However, the poem I shared in my Piker Press article, linked yesterday, is one I have known longer and felt more deeply. I first read it when I was in college, on a greeting card, of all things. My life to that point had been mostly tragedy-free, but I understood that all of the trials mentioned in the poem would probably happen to me, and happen over and over, and that I could get through them with the help of friends.
Sadly, these words came to mind today when I heard of the sudden, unexplained death of a friend, and when I talked to other people who remembered her.
When to the sessions of sweet silent thought
I summon up remembrance of things past,
I sigh the lack of many a thing I sought,
And with old woes new wail my dear times' waste:
Then can I drown an eye, unus'd to flow,

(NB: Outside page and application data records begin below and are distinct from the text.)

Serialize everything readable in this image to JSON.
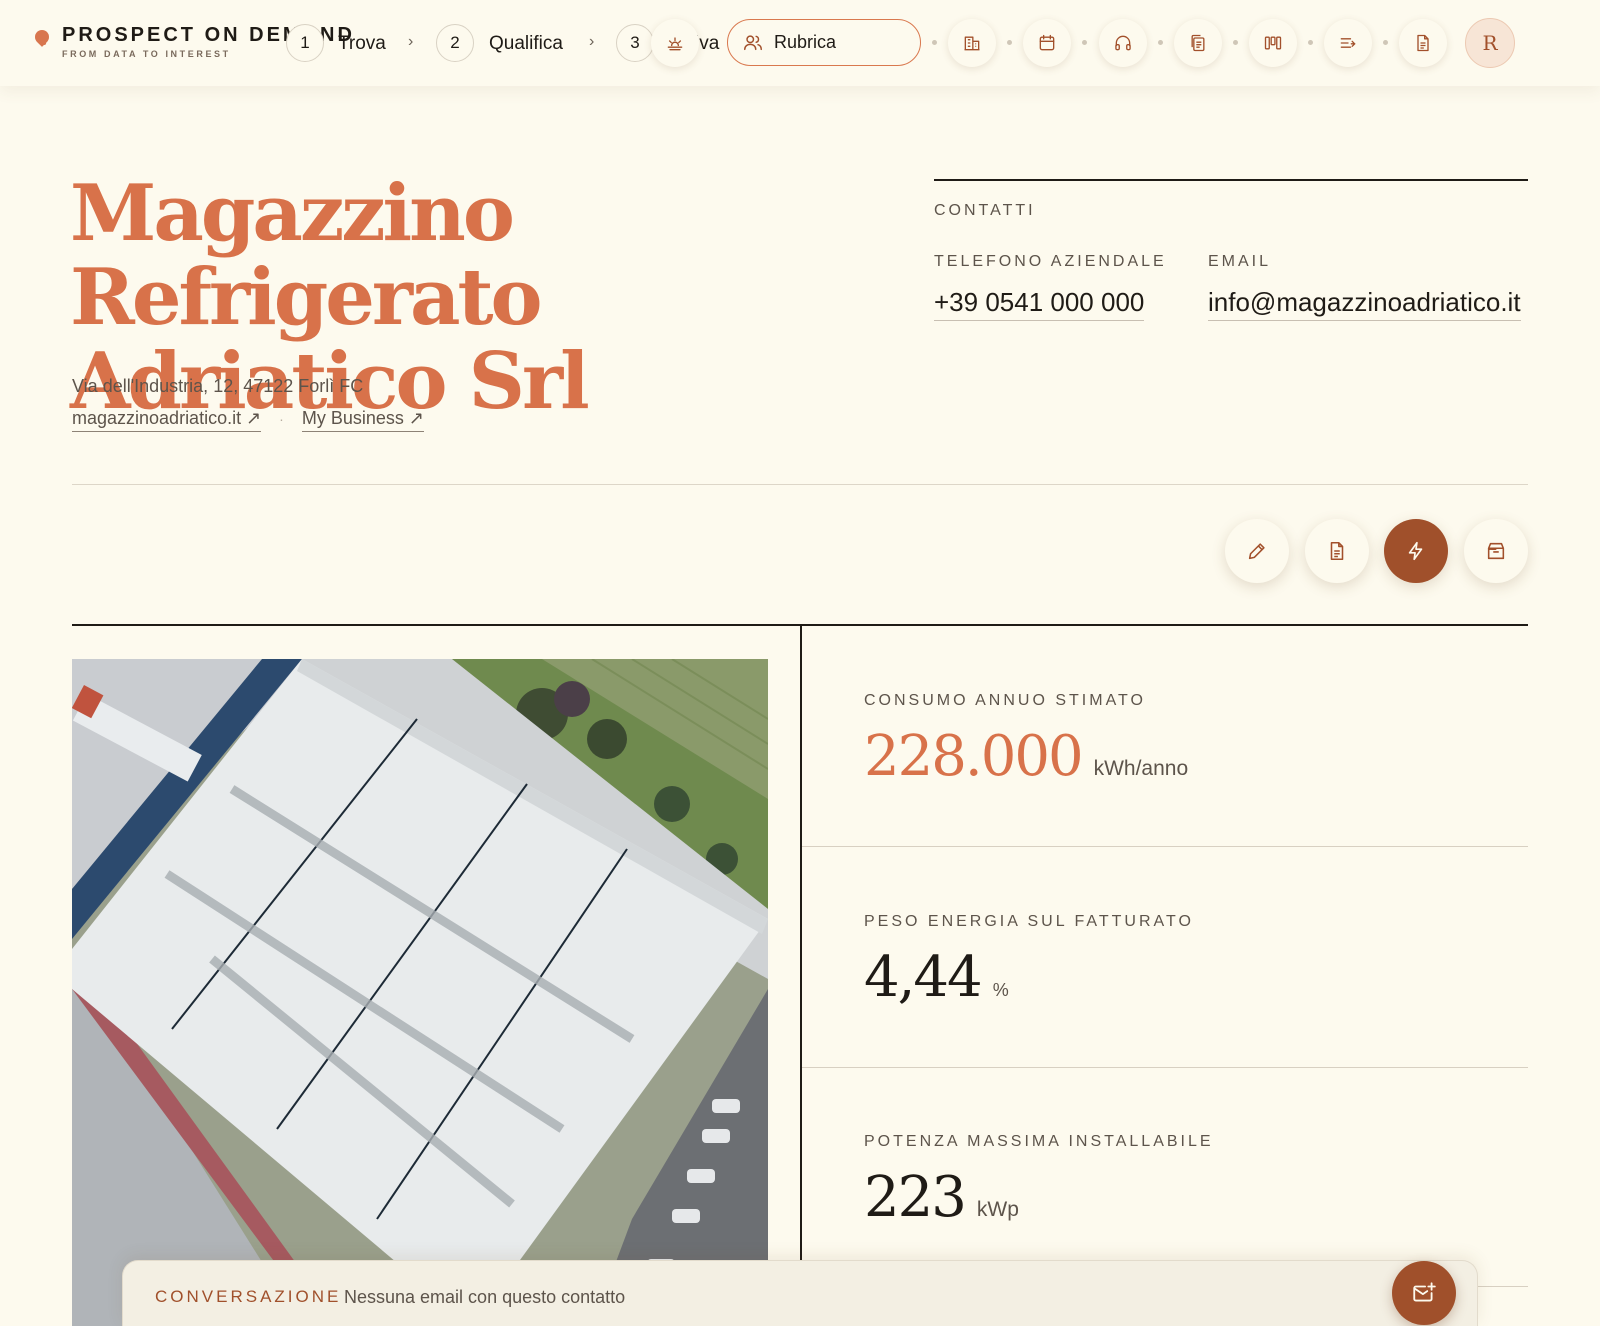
{
  "brand": {
    "name": "PROSPECT ON DEMAND",
    "tagline": "FROM DATA TO INTEREST"
  },
  "steps": [
    {
      "number": "1",
      "label": "Trova"
    },
    {
      "number": "2",
      "label": "Qualifica"
    },
    {
      "number": "3",
      "label": "iva"
    }
  ],
  "search": {
    "label": "Rubrica"
  },
  "nav_icons": [
    "sunrise-icon",
    "building-icon",
    "calendar-icon",
    "headset-icon",
    "documents-icon",
    "columns-icon",
    "sort-list-icon",
    "file-icon"
  ],
  "avatar": {
    "initial": "R"
  },
  "company": {
    "name": "Magazzino Refrigerato Adriatico Srl",
    "address": "Via dell'Industria, 12, 47122 Forlì FC",
    "website": "magazzinoadriatico.it ↗",
    "my_business": "My Business ↗",
    "link_separator": "·"
  },
  "contacts": {
    "section": "CONTATTI",
    "phone_label": "TELEFONO AZIENDALE",
    "phone": "+39 0541 000 000",
    "email_label": "EMAIL",
    "email": "info@magazzinoadriatico.it"
  },
  "actions": [
    "edit-icon",
    "document-icon",
    "lightning-icon",
    "archive-icon"
  ],
  "metrics": [
    {
      "label": "CONSUMO ANNUO STIMATO",
      "value": "228.000",
      "unit": "kWh/anno"
    },
    {
      "label": "PESO ENERGIA SUL FATTURATO",
      "value": "4,44",
      "unit": "%"
    },
    {
      "label": "POTENZA MASSIMA INSTALLABILE",
      "value": "223",
      "unit": "kWp"
    }
  ],
  "conversation": {
    "label": "CONVERSAZIONE",
    "text": "Nessuna email con questo contatto"
  },
  "colors": {
    "accent": "#d8724a",
    "accent_dark": "#a0502b",
    "background": "#fdfaee",
    "ink": "#1f1b16"
  }
}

For precious friends hid in death's dateless night,
And weep afresh love's long since cancell'd woe,
And moan the expense of many a vanish'd sight:
Then can I grieve at grievances foregone,
And heavily from woe to woe tell o'er
The sad account of fore-bemoaned moan,
Which I new pay as if not paid before.
But if the while I think on thee, dear friend,
All losses are restor'd and sorrows end.